The Border collie is the UK’s 12th most popular dog breed overall, and the breed has climbed the rankings by a notch over the last year, rising from 13th place in 2017. The reasons why individual owners choose the Border collie as their dog of choice are many and varied, but the breed can also be quite a challenge to care for in terms of their high intelligence and need for masses of exercise, which means that they’re not a good fit for everyone.
However, even though the Border collie is right at the top of the rankings when it comes to both their need for exercise and their high intelligence, they can still live very happily within domestic homes with lively, active families.
If you want a dog that can be trained to execute a huge range of commands and perhaps even compete in canine sports such as heelwork, agility and herding dog trials, the Border collie might be the right pick – and if you are active and like to jog, hike, or spend lots of time outside with your dog, they might be a great match too.
In this article, we will look at all of the Border collie’s best traits to help to explain why they are, and always have been, one of the most popular dog breeds in the UK. Read on to learn more.
When it comes to canine intelligence, the Border collie is literally at the very top of the list – taking first place in the Coren ranking of canine intelligence by breed.
There are a huge range of advantages of and applications for this high intelligence, and many dogs of the breed seem to have an almost supernatural ability to predict what you are going to say or do next, and react with lightning-fast reflexes.
Border collies were initially prized for their skills as working herding dogs, which is a role that they are still in great demand for today, and watching farm collies work at full capacity is truly something to behold.
They also commonly compete at high levels in all manner of canine sports like flyball and agility, as well as specialist dog herding trials and competitions.
This means that dogs of the breed have a huge capacity to learn and remember commands, and their vocabulary of commands generally far exceeds that of the average pet of other breeds.
They also pick up on new commands very quickly – often with just a couple of repetitions – and can also remember and retain commands long-term very well too.
If a high-energy dog is what you are looking for, again, the Border collie is right at the top of the rankings.

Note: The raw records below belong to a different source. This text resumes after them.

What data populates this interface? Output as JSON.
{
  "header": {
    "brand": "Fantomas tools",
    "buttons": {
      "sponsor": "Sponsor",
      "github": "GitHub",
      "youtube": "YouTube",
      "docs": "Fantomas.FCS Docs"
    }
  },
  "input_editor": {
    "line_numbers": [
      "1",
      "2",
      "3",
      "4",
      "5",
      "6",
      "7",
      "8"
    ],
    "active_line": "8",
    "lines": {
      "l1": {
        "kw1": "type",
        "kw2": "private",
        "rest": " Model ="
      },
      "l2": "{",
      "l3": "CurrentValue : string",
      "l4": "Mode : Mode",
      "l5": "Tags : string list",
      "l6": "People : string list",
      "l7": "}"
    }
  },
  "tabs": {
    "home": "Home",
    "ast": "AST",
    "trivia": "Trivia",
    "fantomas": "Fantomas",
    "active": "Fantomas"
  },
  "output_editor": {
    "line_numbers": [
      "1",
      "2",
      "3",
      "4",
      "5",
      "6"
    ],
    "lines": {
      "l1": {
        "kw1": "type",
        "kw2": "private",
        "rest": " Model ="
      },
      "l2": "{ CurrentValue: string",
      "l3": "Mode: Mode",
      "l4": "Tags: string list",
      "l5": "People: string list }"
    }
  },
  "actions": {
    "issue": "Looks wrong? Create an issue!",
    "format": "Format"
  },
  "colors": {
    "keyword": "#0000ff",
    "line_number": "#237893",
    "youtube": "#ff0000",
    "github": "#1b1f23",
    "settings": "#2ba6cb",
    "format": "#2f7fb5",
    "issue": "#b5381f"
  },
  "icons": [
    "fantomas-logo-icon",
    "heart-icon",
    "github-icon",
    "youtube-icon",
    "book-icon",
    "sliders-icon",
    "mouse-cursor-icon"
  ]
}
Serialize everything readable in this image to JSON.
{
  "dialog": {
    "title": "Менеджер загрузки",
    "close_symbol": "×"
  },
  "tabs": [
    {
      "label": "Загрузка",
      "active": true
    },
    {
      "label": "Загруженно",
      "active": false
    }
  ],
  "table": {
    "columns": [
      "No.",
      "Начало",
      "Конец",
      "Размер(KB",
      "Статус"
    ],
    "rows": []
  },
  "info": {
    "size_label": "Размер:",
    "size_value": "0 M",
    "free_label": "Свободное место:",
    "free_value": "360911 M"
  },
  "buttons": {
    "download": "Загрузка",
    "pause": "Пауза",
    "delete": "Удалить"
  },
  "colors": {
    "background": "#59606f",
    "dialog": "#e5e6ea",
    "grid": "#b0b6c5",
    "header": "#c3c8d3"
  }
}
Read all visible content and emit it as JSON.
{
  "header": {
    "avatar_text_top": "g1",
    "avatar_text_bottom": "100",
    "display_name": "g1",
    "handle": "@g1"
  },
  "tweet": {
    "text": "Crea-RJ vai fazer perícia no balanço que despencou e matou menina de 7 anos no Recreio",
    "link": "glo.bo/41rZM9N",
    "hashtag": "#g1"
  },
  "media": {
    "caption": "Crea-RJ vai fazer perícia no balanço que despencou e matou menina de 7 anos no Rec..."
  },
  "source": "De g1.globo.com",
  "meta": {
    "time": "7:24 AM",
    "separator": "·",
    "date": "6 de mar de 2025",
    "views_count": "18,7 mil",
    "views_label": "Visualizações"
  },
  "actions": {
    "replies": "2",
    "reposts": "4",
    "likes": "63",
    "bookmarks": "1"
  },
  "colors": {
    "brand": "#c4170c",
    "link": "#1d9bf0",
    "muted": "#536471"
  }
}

This means that if you lead a fairly sedentary lifestyle and aren’t keen to walk and play with your dog for at least a couple of hours a day, the Border collie probably won’t be a good choice for you.
However, if you are active and like to run, jog, walk for miles and generally get out there and explore, the Border collie will be a great fit for your lifestyle. This also makes them a good choice for families where everyone will take part in exercising and entertaining the dog, to spread the load a little and ensure that all of their needs are met effectively.
They are very fast on their feet and capable of adapting on the go, making quick turns and thinking ahead to their next command and action, which is what makes them such a good choice for canine sport.
Border collies have an acute ability to focus and concentrate, and when they set their minds to something, nothing will divert their attention. This can become almost obsessive when it comes to things like herding or chasing a ball, and so finding ways to focus the dog’s energies and mental abilities into a positive outlet is the key to successfully managing dogs of the breed.
Border collies have a huge lust for life, and high levels of enthusiasm for everything – including their families. They form very strong bonds with the people who live with them and look after them, and are very loyal too. They will often be protective of children, but they might also exhibit a tendency to try and herd them, which can be hilarious but should also be discouraged.
After a busy day playing, learning or running around, they like nothing more than to curl up on the sofa with their favourite people to chill out and relax in preparation for another fun-filled busy day.
The purchase price for Border collies on average is well within the reach of most families – pedigree dogs of the breed with the associated Kennel Club paperwork tend to change hands for figures in the region of £555, whilst for non-pedigree dogs without papers, the average is about £372.
Working dogs with a proven track record, those bred from show winners or top-level sporting dogs and dogs that are particularly good examples of the breed will often cost rather more than this, but the average Border collie is not hugely costly to buy.
If you are considering buying a Border collie, browse a range of adverts to get a feel for the level of variance in prices across dogs of the breed, and remember that dogs from proven stock and particularly, from parents that have undergone the appropriate health tests are likely to cost more.
This can be seen as an investment in your future dog’s wellness and longevity, and all prospective Border collie buyers are advised to choose a dog from health tested parents that was bred by a breeder who keeps the health and improvement of the breed as a whole at the forefront of their minds.